RECORD SET:
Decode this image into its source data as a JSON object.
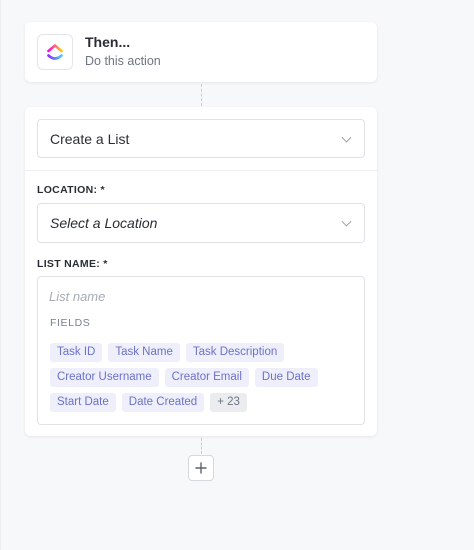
{
  "then_step": {
    "title": "Then...",
    "subtitle": "Do this action",
    "app_icon": "clickup-logo-icon"
  },
  "action": {
    "selected_action": "Create a List",
    "location": {
      "label": "LOCATION: *",
      "placeholder": "Select a Location"
    },
    "list_name": {
      "label": "LIST NAME: *",
      "placeholder": "List name",
      "value": ""
    },
    "fields": {
      "heading": "FIELDS",
      "rows": [
        [
          "Task ID",
          "Task Name",
          "Task Description"
        ],
        [
          "Creator Username",
          "Creator Email",
          "Due Date"
        ],
        [
          "Start Date",
          "Date Created"
        ]
      ],
      "more": "+ 23"
    }
  },
  "add_step": {
    "icon": "plus-icon"
  },
  "colors": {
    "chip_bg": "#eeeffb",
    "chip_text": "#6b72c9",
    "logo_purple": "#7b68ee",
    "logo_pink": "#fd71af",
    "logo_orange": "#ffa12f"
  }
}
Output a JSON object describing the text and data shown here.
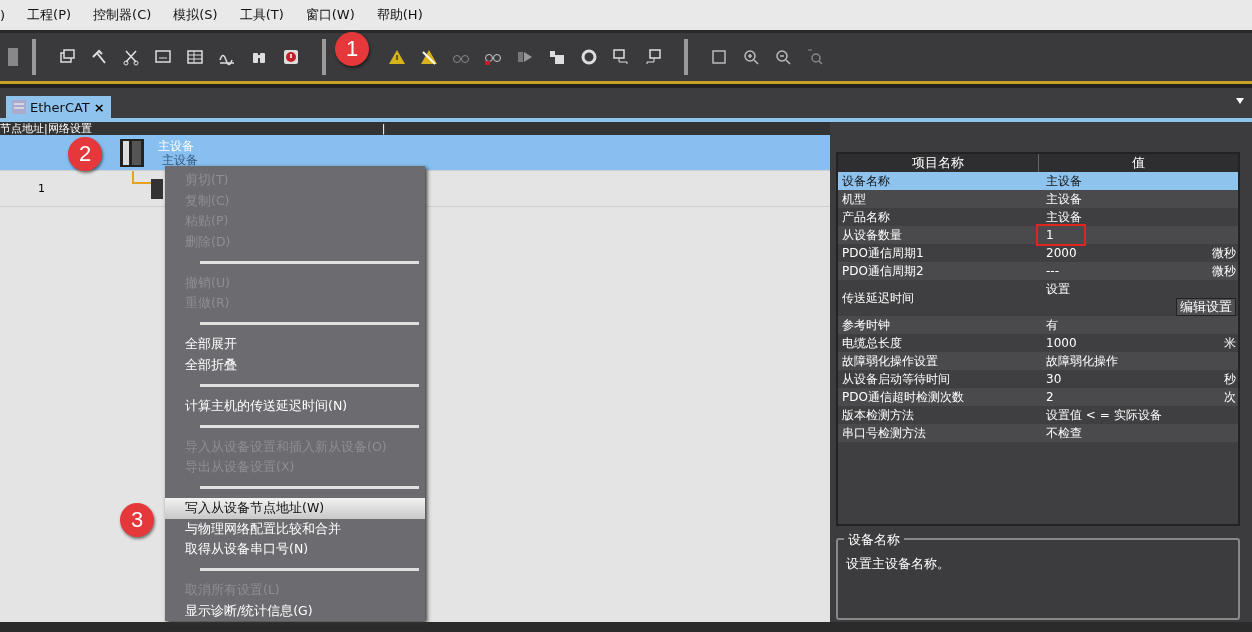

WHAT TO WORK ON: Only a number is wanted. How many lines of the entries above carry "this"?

EXPECTED OUTPUT: 2